======== GIVEN ENTRIES

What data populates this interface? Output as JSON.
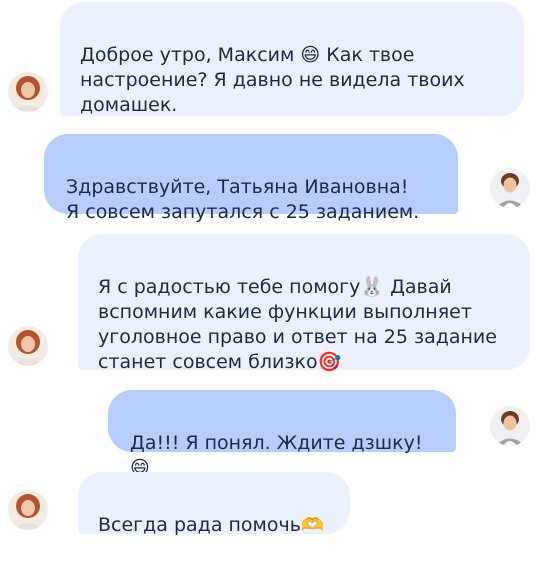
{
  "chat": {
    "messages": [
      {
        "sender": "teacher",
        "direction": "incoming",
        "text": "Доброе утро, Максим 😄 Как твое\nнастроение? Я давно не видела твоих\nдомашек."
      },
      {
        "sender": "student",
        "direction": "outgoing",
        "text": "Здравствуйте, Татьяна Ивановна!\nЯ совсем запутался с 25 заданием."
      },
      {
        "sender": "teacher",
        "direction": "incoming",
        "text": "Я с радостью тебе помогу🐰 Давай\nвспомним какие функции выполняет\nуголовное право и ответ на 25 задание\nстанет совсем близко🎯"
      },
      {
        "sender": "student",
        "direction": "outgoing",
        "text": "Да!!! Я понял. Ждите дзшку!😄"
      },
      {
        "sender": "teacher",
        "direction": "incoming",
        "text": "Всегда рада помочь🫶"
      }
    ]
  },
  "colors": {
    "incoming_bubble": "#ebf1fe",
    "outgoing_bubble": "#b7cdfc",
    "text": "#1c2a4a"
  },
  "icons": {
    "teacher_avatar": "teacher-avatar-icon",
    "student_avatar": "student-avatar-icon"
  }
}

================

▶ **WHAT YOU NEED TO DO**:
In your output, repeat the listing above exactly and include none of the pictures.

▶ **TASK RESULT**:
What data populates this interface? Output as JSON.
{
  "chat": {
    "messages": [
      {
        "sender": "teacher",
        "direction": "incoming",
        "text": "Доброе утро, Максим 😄 Как твое\nнастроение? Я давно не видела твоих\nдомашек."
      },
      {
        "sender": "student",
        "direction": "outgoing",
        "text": "Здравствуйте, Татьяна Ивановна!\nЯ совсем запутался с 25 заданием."
      },
      {
        "sender": "teacher",
        "direction": "incoming",
        "text": "Я с радостью тебе помогу🐰 Давай\nвспомним какие функции выполняет\nуголовное право и ответ на 25 задание\nстанет совсем близко🎯"
      },
      {
        "sender": "student",
        "direction": "outgoing",
        "text": "Да!!! Я понял. Ждите дзшку!😄"
      },
      {
        "sender": "teacher",
        "direction": "incoming",
        "text": "Всегда рада помочь🫶"
      }
    ]
  },
  "colors": {
    "incoming_bubble": "#ebf1fe",
    "outgoing_bubble": "#b7cdfc",
    "text": "#1c2a4a"
  },
  "icons": {
    "teacher_avatar": "teacher-avatar-icon",
    "student_avatar": "student-avatar-icon"
  }
}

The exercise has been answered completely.